Members of Lincoln Park High School’s governing body say they want to meet with Mayor Lori Lightfoot and schools chief Janice Jackson in an effort to reinstate their campus administration. This comes nearly a week after the removal, and subsequent termination, of the school’s interim principal and assistant principal and the transfer of a dean.
The administrative changes, which Local School Council members said happened abruptly and without enough transparency from the district, happened during a multi-part investigation into sexual misconduct at the school.
A Chicago Public Schools spokesman said a meeting between council members and district leadership is set for Tuesday.
Speaking Friday afternoon to reporters, the mayor called the Lincoln Park cases “horrifying” and said that it was “absolutely necessary that (the district) act and act definitively.” She said she’s also willing to meet with council members.
“There’s a lot of things that were going on that involve student-on-student, that involve adult-on-student, and there’s serious questions about whether or not the administration that was there acted in a responsible way,” said Lightfoot. “Obviously we’ve got to have some sensitivities around the privacy interests of the students, and their parents have expressed that quite clearly. There are also ongoing investigations and I want to make sure that those are independent and done the right way, but I’m happy to sit down with them.”
Standing outside the school Friday morning, council members said they previously spoke with the district’s Office of Safety and Security, but were dissatisfied.
“We need to go to a higher level and understand why the decisions have been made to get us to this point,” said Eli Grant, a community representative on the 12-person council, which also includes parents, teachers, and a student.
Chicago Public Schools has said it had sufficient evidence to back the decisions to first suspend then terminate the administrators. But it can’t detail what it has learned without running afoul of student privacy laws and exposing teenage victims. “The actions we have taken are warranted and necessary based on the information we have at this time,” a spokesperson told Chalkbeat Thursday.
School councils, a fixture in Chicago school oversight for two decades, have the power to evaluate principals and a role in principal selection.

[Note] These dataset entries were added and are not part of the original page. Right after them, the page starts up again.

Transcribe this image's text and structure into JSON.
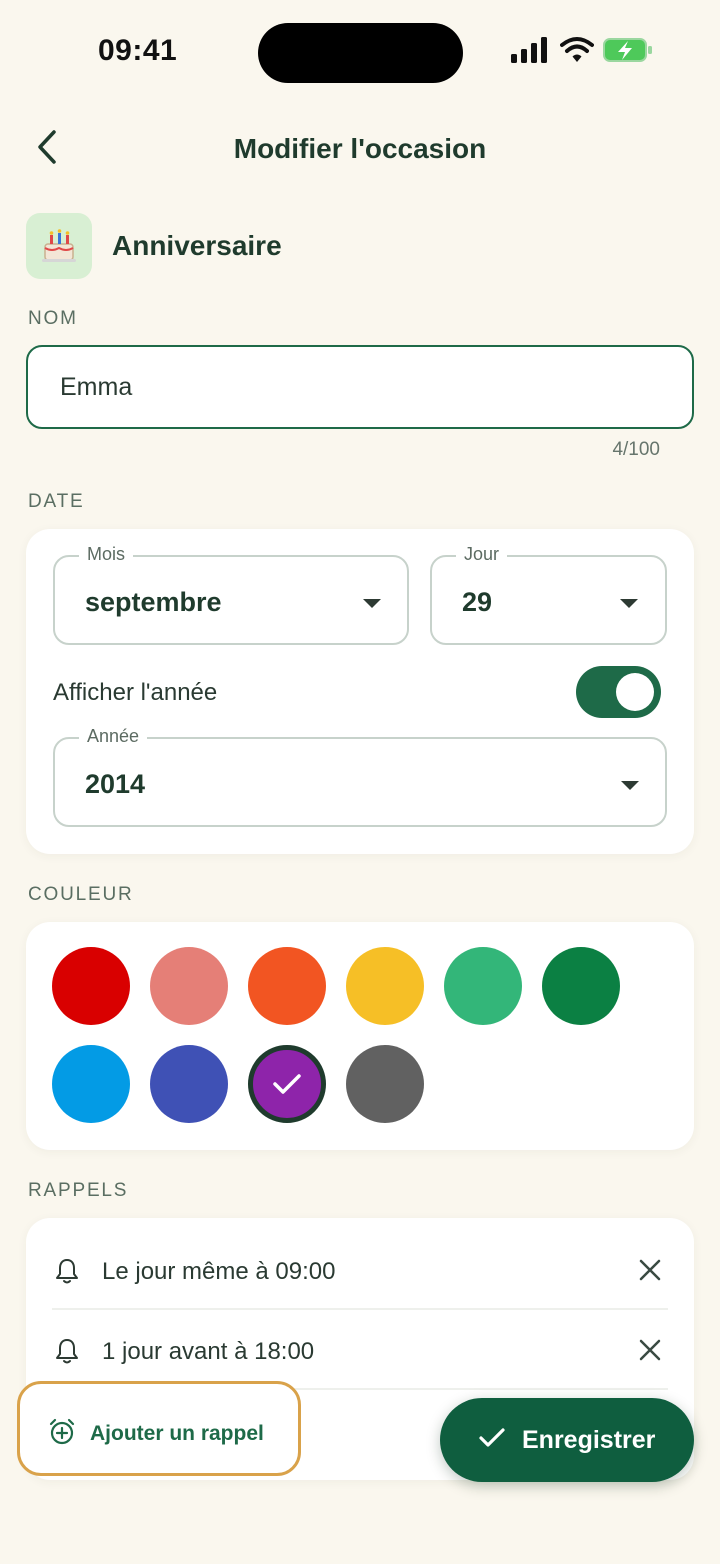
{
  "status_bar": {
    "time": "09:41"
  },
  "header": {
    "title": "Modifier l'occasion"
  },
  "occasion": {
    "type_label": "Anniversaire",
    "type_icon": "birthday-cake-icon"
  },
  "name_section": {
    "label": "NOM",
    "value": "Emma",
    "counter": "4/100"
  },
  "date_section": {
    "label": "DATE",
    "month_label": "Mois",
    "month_value": "septembre",
    "day_label": "Jour",
    "day_value": "29",
    "show_year_label": "Afficher l'année",
    "show_year_on": true,
    "year_label": "Année",
    "year_value": "2014"
  },
  "color_section": {
    "label": "COULEUR",
    "swatches": [
      "#d90000",
      "#e57f77",
      "#f25522",
      "#f6bf26",
      "#33b679",
      "#0b8043",
      "#039be5",
      "#3f51b5",
      "#8e24aa",
      "#616161"
    ],
    "selected_color": "#8e24aa"
  },
  "reminders_section": {
    "label": "RAPPELS",
    "items": [
      {
        "text": "Le jour même à 09:00"
      },
      {
        "text": "1 jour avant à 18:00"
      }
    ],
    "add_label": "Ajouter un rappel"
  },
  "actions": {
    "save_label": "Enregistrer"
  },
  "colors": {
    "primary": "#1e6a48",
    "fab": "#0f5e3f",
    "background": "#faf7ee",
    "highlight": "#d9a24a"
  }
}
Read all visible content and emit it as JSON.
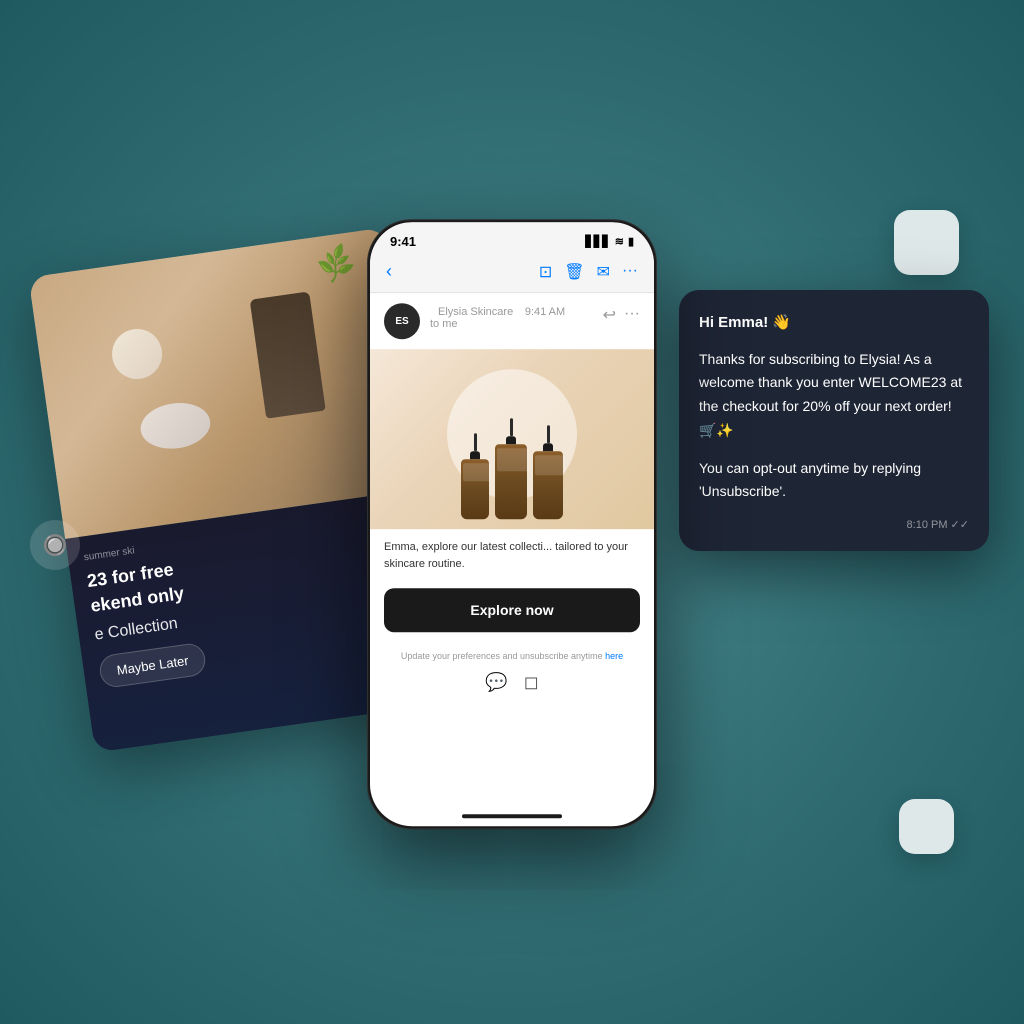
{
  "background": {
    "color": "#3d7a80"
  },
  "phone": {
    "status_time": "9:41",
    "status_signal": "▋▋▋",
    "status_wifi": "WiFi",
    "status_battery": "🔋",
    "email": {
      "sender_name": "Elysia Skincare",
      "sender_initials": "ES",
      "sender_time": "9:41 AM",
      "sender_to": "to me",
      "body_text": "Emma, explore our latest collecti... tailored to your skincare routine.",
      "cta_button": "Explore now",
      "footer_text": "Update your preferences and unsubscribe anytime",
      "footer_link": "here"
    }
  },
  "message_card": {
    "greeting": "Hi Emma! 👋",
    "line1": "Thanks for subscribing to Elysia! As a welcome thank you enter WELCOME23 at the checkout for 20% off your next order! 🛒✨",
    "line2": "You can opt-out anytime by replying 'Unsubscribe'.",
    "time": "8:10 PM ✓✓"
  },
  "skincare_card": {
    "promo_line1": "summer ski",
    "promo_line2": "23 for free",
    "promo_line3": "ekend only",
    "collection_label": "e Collection",
    "maybe_later": "Maybe Later"
  },
  "decorative": {
    "small_circle_emoji": "🔮",
    "white_squares": 2
  }
}
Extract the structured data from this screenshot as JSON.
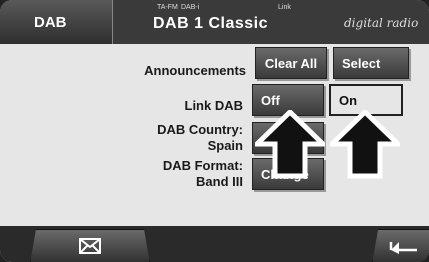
{
  "header": {
    "section": "DAB",
    "status_ta_fm": "TA-FM",
    "status_dab_i": "DAB-i",
    "status_link": "Link",
    "station": "DAB 1  Classic",
    "logo": "digital radio"
  },
  "rows": {
    "announcements": {
      "label": "Announcements",
      "clear_all": "Clear All",
      "select": "Select"
    },
    "link_dab": {
      "label": "Link DAB",
      "off": "Off",
      "on": "On"
    },
    "country": {
      "label_line1": "DAB Country:",
      "label_line2": "Spain"
    },
    "format": {
      "label_line1": "DAB Format:",
      "label_line2": "Band III",
      "change": "Change"
    }
  },
  "footer": {
    "left_icon": "envelope-icon",
    "right_icon": "return-arrow-icon"
  }
}
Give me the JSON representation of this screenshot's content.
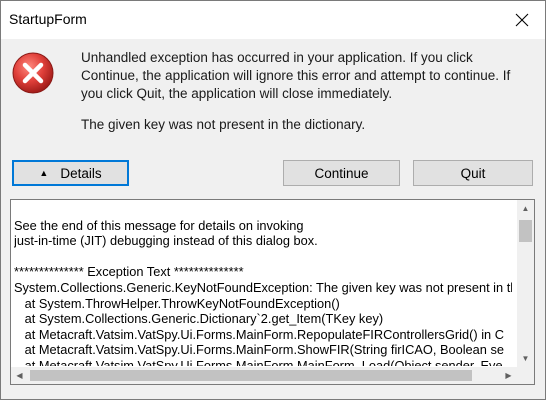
{
  "window": {
    "title": "StartupForm",
    "close_icon": "close-icon"
  },
  "message": {
    "icon": "error-icon",
    "text": "Unhandled exception has occurred in your application. If you click Continue, the application will ignore this error and attempt to continue. If you click Quit, the application will close immediately.",
    "detail": "The given key was not present in the dictionary."
  },
  "buttons": {
    "details_label": "Details",
    "details_icon": "triangle-up-icon",
    "continue_label": "Continue",
    "quit_label": "Quit"
  },
  "details": {
    "lines": [
      "See the end of this message for details on invoking",
      "just-in-time (JIT) debugging instead of this dialog box.",
      "",
      "************** Exception Text **************",
      "System.Collections.Generic.KeyNotFoundException: The given key was not present in the dictionary.",
      "   at System.ThrowHelper.ThrowKeyNotFoundException()",
      "   at System.Collections.Generic.Dictionary`2.get_Item(TKey key)",
      "   at Metacraft.Vatsim.VatSpy.Ui.Forms.MainForm.RepopulateFIRControllersGrid() in C",
      "   at Metacraft.Vatsim.VatSpy.Ui.Forms.MainForm.ShowFIR(String firICAO, Boolean se",
      "   at Metacraft.Vatsim.VatSpy.Ui.Forms.MainForm.MainForm_Load(Object sender, Eve"
    ]
  },
  "colors": {
    "accent": "#0078d7",
    "error_red": "#d9302c"
  }
}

They also review budgets. But their authority varies widely school-to-school, with some campuses plagued by chronic vacancies, and their legal and contract limitations mean they do not hire, fire, or evaluate teachers.
Recently, parents’ groups have called for further empowering the councils, and two Chicago-area legislators say they plan to propose legislation this year that would expand the role of the councils in school decision-making.
Grant said that the council was left out of the personnel decisions and that members are frustrated by the lack of transparency about the reasoning behind the decision, including what the fired administrators did or did not do, Grant said.
“At no point did CPS consult the (Local School Council) to remedy the misconduct,” Grant said. He said the council wants the district to reinstate Interim Principal John Thuet and assistant principal Michelle Brumfield, who’ve been terminated, and dean John Johnson, who has been transferred.
“These were individuals making a positive impact on the school community by listening and caring and doing things that resonated with students from all over Chicago,” he said. “Everyone felt welcomed for the first time in a while.”
Leaving school on Thursday, sophomore Ciara Carroll said the chaos reminded her of last year.
“No one cares, no one’s happy,” Carroll said.
Another sophomore, Isabella Scott, said that under Thuet and Brumfield’s leadership, this year the school has offered more activities and clubs, the dances are enjoyable, and members of the administration greeted students by name.
It has been a tumultuous week at Lincoln Park. On Wednesday, the district removed its stand-in administrator, Judith Gibbs, after a video of her appearing to squeeze a student’s face went viral.
Since Monday, students said they’ve seen a greater police presence at the school and fights.
“The last little piece of positivity we had, they’re gone,” Scott said. “[Brumfield] would go out of her way to make sure we felt positive, we felt good about going to school.”
In the midst of the uproar, Scott said the school has demonstrated unity.
“We’re so much better than this,” she said. “Once this is all over, our school’s true colors will shine. We really are a good school, and the people there are really good people, and so is the staff.”
Chicago Public Schools leaders said in a letter to parents Thursday that a pair of new administrators in charge, former principal trainer Jerryelyn Jones and former administrator Calvin Davis, are visiting every classroom to hear student concerns.
The district was sending additional people Friday to train staff in leading “talking circles” with students, and had set up a hotline and email for reaching the security office, the letter from Chief Schools Officer Bogdana Chkoumbova and Chief Security Officer Jadine Chou said. “We are committed to providing students with safe and healthy tools to express themselves during this difficult time.”
Justin Laurence and Maxwell Evans of Block Club Chicago contributed to this report.